== Source data ==
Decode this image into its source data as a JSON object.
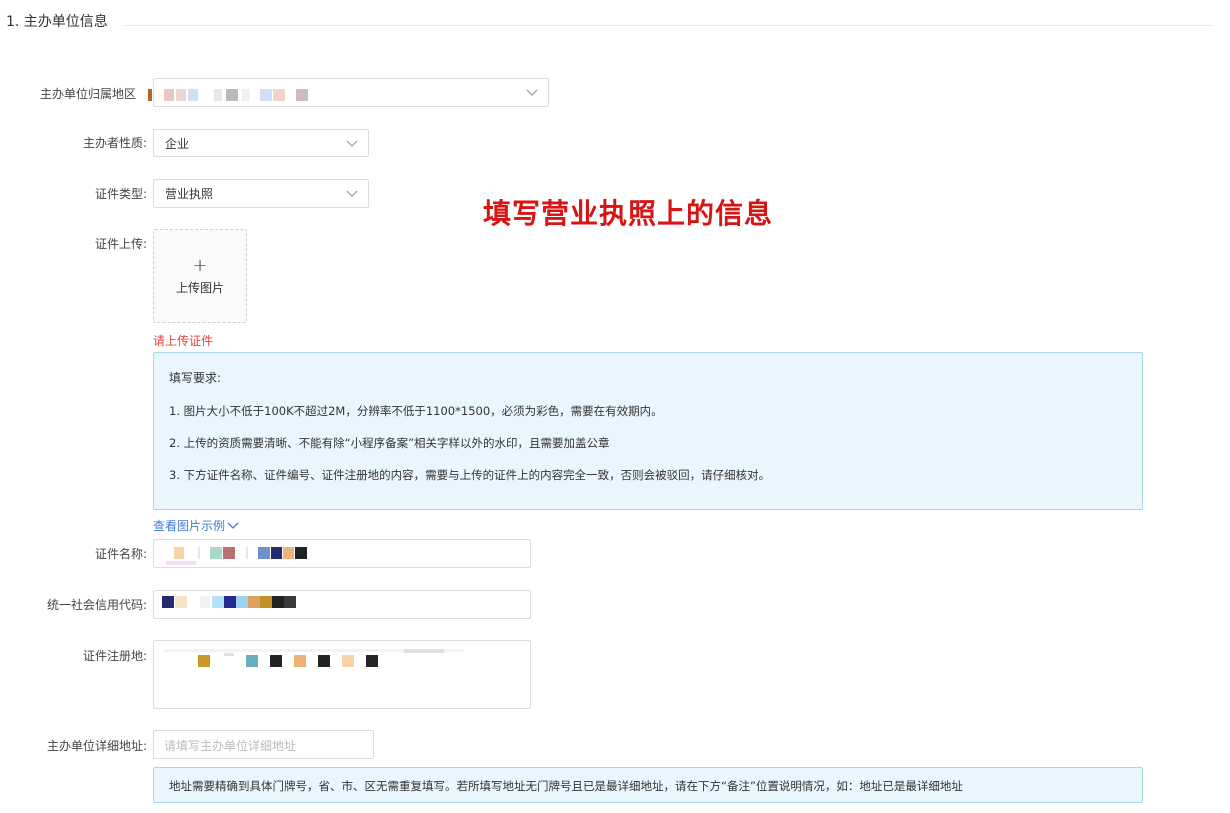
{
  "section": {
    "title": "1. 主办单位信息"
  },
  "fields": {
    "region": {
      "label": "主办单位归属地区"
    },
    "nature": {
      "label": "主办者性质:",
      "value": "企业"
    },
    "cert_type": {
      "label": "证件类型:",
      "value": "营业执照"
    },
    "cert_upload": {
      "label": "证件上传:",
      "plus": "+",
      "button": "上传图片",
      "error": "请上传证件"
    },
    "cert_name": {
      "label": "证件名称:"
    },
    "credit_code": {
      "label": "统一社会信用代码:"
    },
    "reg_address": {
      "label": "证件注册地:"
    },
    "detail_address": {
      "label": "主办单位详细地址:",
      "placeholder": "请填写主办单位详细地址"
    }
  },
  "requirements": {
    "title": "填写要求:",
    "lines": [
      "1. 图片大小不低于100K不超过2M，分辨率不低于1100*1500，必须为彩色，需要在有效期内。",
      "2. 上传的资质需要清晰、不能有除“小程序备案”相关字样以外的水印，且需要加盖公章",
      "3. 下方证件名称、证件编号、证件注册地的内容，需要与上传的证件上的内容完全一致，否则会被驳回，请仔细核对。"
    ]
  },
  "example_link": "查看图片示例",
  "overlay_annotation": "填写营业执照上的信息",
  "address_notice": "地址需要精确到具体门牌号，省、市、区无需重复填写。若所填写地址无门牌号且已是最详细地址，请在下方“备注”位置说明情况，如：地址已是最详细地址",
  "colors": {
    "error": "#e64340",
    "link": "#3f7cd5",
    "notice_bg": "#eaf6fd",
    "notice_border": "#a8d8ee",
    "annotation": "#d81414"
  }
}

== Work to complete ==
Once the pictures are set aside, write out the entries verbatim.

== Answer below ==
Decode this image into its source data as a JSON object.
{
  "section": {
    "title": "1. 主办单位信息"
  },
  "fields": {
    "region": {
      "label": "主办单位归属地区"
    },
    "nature": {
      "label": "主办者性质:",
      "value": "企业"
    },
    "cert_type": {
      "label": "证件类型:",
      "value": "营业执照"
    },
    "cert_upload": {
      "label": "证件上传:",
      "plus": "+",
      "button": "上传图片",
      "error": "请上传证件"
    },
    "cert_name": {
      "label": "证件名称:"
    },
    "credit_code": {
      "label": "统一社会信用代码:"
    },
    "reg_address": {
      "label": "证件注册地:"
    },
    "detail_address": {
      "label": "主办单位详细地址:",
      "placeholder": "请填写主办单位详细地址"
    }
  },
  "requirements": {
    "title": "填写要求:",
    "lines": [
      "1. 图片大小不低于100K不超过2M，分辨率不低于1100*1500，必须为彩色，需要在有效期内。",
      "2. 上传的资质需要清晰、不能有除“小程序备案”相关字样以外的水印，且需要加盖公章",
      "3. 下方证件名称、证件编号、证件注册地的内容，需要与上传的证件上的内容完全一致，否则会被驳回，请仔细核对。"
    ]
  },
  "example_link": "查看图片示例",
  "overlay_annotation": "填写营业执照上的信息",
  "address_notice": "地址需要精确到具体门牌号，省、市、区无需重复填写。若所填写地址无门牌号且已是最详细地址，请在下方“备注”位置说明情况，如：地址已是最详细地址",
  "colors": {
    "error": "#e64340",
    "link": "#3f7cd5",
    "notice_bg": "#eaf6fd",
    "notice_border": "#a8d8ee",
    "annotation": "#d81414"
  }
}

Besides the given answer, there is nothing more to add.